Exercise brief —
From the records that follow, give the number of lines that include the word "text", with no further words.

Recorded information —
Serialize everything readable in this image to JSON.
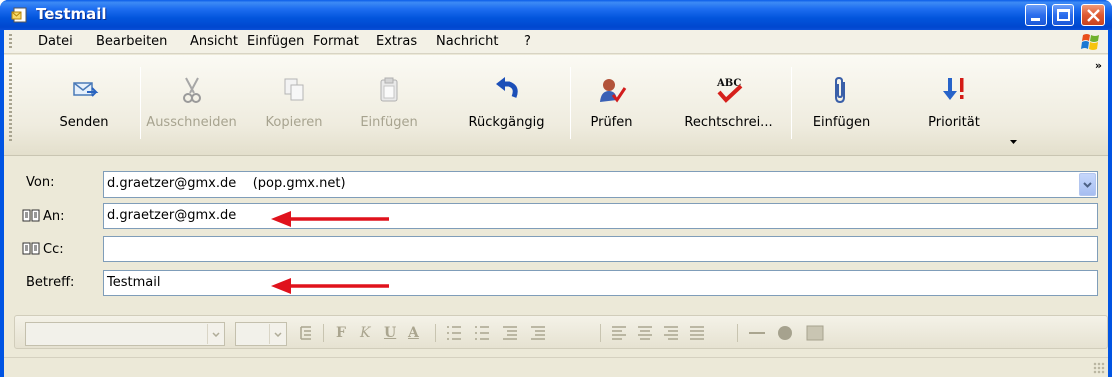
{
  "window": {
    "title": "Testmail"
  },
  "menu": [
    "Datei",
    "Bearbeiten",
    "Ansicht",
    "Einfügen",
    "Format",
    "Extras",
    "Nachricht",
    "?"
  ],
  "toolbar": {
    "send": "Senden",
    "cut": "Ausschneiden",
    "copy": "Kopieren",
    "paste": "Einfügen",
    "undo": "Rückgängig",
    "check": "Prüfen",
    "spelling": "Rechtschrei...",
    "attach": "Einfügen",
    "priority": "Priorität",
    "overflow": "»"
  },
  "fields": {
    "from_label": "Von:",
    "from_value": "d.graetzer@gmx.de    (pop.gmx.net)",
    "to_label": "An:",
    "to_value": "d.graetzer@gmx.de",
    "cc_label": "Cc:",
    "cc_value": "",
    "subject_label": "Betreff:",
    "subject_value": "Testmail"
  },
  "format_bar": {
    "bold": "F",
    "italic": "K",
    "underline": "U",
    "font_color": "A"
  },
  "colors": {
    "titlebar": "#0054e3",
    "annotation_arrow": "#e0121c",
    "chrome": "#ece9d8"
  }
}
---
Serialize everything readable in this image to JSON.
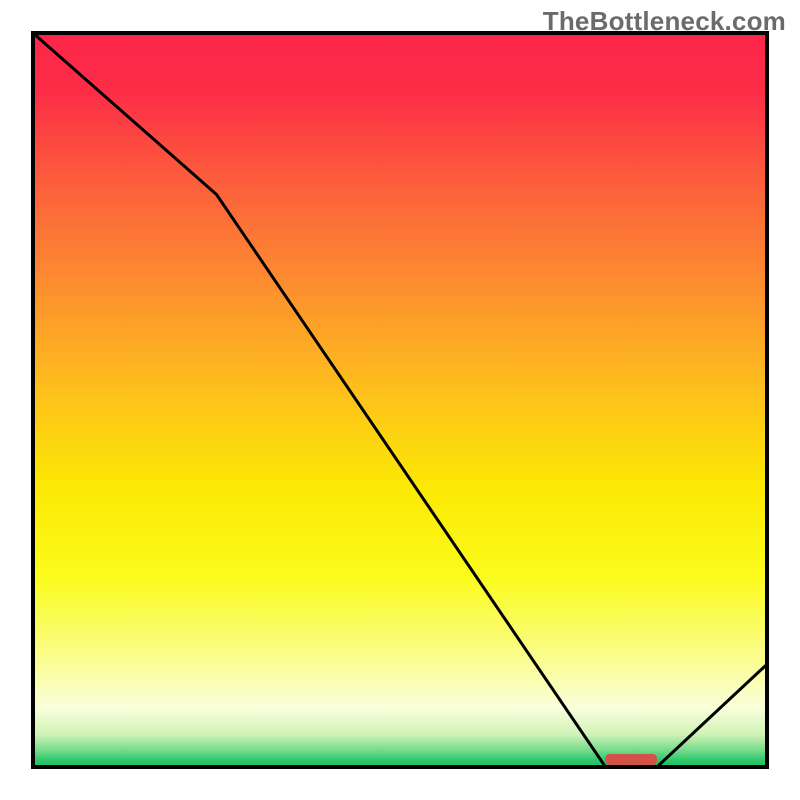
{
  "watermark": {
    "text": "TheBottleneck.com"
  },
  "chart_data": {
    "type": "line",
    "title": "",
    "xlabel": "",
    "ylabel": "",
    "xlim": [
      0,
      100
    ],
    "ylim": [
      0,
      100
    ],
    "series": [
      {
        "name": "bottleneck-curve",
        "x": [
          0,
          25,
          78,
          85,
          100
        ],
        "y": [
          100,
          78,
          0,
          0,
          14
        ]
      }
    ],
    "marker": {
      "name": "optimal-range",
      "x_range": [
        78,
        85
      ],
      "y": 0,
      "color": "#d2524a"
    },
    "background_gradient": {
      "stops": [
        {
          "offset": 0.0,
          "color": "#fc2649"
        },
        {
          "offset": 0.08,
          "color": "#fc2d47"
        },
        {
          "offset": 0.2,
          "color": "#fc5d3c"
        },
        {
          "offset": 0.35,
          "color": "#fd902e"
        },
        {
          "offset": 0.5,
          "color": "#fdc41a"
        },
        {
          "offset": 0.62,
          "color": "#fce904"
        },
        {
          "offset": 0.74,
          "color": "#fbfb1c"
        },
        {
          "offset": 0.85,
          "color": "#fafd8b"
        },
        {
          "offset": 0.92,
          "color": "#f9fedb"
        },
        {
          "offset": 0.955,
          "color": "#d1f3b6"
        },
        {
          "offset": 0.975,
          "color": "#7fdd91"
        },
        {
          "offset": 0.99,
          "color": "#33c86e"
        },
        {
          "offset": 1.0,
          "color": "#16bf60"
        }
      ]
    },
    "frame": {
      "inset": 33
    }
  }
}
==
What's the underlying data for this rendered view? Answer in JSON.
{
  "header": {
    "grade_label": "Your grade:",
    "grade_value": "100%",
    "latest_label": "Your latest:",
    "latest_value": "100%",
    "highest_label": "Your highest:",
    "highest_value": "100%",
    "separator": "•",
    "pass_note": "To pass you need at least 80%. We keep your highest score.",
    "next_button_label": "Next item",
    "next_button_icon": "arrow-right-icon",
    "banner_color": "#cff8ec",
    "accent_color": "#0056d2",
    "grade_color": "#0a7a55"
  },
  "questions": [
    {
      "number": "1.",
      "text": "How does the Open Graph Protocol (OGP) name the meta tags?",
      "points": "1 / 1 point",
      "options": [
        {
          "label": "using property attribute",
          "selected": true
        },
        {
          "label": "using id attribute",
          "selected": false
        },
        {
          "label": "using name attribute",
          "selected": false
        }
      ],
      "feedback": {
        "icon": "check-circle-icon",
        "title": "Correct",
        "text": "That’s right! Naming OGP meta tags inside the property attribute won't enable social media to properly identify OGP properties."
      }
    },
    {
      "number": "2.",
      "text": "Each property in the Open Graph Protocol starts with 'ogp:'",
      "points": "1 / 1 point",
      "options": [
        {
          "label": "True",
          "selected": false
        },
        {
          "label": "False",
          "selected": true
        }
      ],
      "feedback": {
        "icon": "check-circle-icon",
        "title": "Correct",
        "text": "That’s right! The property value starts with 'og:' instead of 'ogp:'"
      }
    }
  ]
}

Exercise solution —
5